The ability of a country to, quite literally, pay for a medal raises the question of what value can be placed on these victories.

The Geopolitical Import

So, what does this system of athlete transfer mean for geopolitics? It depends on whether you subscribe to the notion that medals at international competitions matter. With the insistence on keeping track of medal counts as a means to identify which nation "wins" an Olympic Games (and the prestige that goes with it), it is difficult to argue that medals are not significant. This is not to say that Qatar, Bahrain or Turkey (among the most prolific purchasers of Kenyan talent) will become world powers by collecting world-class runners. In fact, the ability of a country to, quite literally, pay for a medal raises the question of what value can be placed on these victories.

While richer nations can claim credit for the medals, the money they paid for them can end up being reinvested into the athlete's country of origin. "These athletes are just Bahraini by name but for all practical purposes are Kenyans. They live and train with us and win big bucks out there to come and invest in Kenya," Paul Mutwii, an official for Athletics Kenya, the country's official sports governing body, told the Reuters news agency.

Yet this system has likely seen its final days. The practice of nations paying athletes to switch nationalities became so blatant and frequent that the International Association of Athletics Federations suspended transfers of allegiance until a revised system for regulating them was put in place. It is likely that under the new rules, the IAAF will outlaw payments for allegiance switching, but such a ban would not stop the practice. After all, performance-enhancing drugs are illegal, but athletes continue to seek advantage through doping. On the extreme side, the IAAF could institute a blanket ban on all transfers of allegiance, but this seems grossly unfair to those athletes who flee from political oppression or who gain dual citizenship through marriage. When the IAAF does institute a new policy, pay close attention to see how nations with a penchant for paying medal-winning athletes to switch their allegiances, like Turkey and Bahrain, respond.

 

Connected Content

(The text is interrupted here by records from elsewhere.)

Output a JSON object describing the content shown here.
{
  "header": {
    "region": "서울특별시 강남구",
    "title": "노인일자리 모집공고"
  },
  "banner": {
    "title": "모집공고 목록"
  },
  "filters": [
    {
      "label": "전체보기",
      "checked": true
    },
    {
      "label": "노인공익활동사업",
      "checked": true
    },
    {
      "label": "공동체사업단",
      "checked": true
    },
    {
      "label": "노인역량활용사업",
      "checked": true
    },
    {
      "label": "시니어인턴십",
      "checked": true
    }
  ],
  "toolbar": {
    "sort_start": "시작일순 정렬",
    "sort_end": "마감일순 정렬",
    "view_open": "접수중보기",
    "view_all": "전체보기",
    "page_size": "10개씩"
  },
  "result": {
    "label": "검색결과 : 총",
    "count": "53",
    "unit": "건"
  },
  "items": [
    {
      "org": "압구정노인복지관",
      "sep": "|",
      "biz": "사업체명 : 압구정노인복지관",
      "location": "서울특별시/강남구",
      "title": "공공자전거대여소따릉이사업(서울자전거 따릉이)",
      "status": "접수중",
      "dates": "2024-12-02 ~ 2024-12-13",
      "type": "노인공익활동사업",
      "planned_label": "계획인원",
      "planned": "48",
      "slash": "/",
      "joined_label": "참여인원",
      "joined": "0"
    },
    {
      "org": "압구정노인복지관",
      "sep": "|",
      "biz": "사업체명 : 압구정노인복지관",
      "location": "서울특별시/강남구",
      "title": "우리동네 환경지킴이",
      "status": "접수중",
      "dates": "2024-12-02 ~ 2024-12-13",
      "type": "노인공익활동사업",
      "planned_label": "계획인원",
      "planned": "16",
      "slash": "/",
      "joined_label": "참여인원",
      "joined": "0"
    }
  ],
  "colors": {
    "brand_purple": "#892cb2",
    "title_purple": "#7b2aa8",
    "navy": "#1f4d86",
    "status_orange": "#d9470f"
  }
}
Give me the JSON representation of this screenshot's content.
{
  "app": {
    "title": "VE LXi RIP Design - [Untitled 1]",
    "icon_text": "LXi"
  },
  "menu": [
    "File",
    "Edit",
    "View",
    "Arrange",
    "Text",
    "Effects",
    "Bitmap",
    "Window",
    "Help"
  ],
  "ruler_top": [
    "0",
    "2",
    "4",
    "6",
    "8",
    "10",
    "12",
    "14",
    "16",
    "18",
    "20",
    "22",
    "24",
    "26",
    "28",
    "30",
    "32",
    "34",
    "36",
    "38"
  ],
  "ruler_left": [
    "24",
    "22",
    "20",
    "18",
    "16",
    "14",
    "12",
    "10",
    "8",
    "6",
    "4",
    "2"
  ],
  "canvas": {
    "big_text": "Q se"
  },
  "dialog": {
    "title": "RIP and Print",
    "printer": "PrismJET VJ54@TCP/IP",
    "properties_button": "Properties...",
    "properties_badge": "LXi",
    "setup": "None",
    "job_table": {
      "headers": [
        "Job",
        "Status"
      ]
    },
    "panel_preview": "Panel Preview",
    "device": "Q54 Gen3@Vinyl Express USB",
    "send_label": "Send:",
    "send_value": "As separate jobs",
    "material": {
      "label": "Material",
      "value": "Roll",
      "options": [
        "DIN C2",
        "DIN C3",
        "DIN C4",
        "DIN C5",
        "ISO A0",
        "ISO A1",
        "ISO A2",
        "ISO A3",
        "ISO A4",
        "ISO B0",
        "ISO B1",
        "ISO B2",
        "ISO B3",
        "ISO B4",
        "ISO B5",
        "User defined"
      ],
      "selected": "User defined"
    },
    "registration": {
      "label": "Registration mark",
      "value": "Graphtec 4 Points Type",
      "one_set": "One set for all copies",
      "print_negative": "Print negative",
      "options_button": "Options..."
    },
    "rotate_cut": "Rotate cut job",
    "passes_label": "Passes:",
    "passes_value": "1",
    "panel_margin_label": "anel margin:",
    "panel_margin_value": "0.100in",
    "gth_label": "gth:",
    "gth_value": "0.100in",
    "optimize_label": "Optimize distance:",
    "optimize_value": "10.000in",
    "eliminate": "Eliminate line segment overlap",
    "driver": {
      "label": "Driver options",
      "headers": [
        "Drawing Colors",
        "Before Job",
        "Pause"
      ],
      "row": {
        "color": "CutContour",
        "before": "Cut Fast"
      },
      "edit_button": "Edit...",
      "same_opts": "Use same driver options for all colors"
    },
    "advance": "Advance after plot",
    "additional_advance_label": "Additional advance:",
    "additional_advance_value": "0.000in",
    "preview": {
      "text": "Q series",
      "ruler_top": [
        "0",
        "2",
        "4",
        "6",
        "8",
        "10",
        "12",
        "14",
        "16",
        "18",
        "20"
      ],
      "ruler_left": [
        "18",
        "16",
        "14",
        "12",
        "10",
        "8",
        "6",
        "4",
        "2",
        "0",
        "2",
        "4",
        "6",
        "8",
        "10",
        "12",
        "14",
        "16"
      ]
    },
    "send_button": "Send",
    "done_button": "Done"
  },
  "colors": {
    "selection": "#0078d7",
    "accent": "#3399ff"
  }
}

Regions & Countries

Article Search

Copyright © Stratfor Enterprises, LLC. All rights reserved.

Stratfor Worldview

OUR COMMITMENT

To empower members to confidently understand and navigate a continuously changing and complex global environment.

GET THE MOBILE APPGoogle Play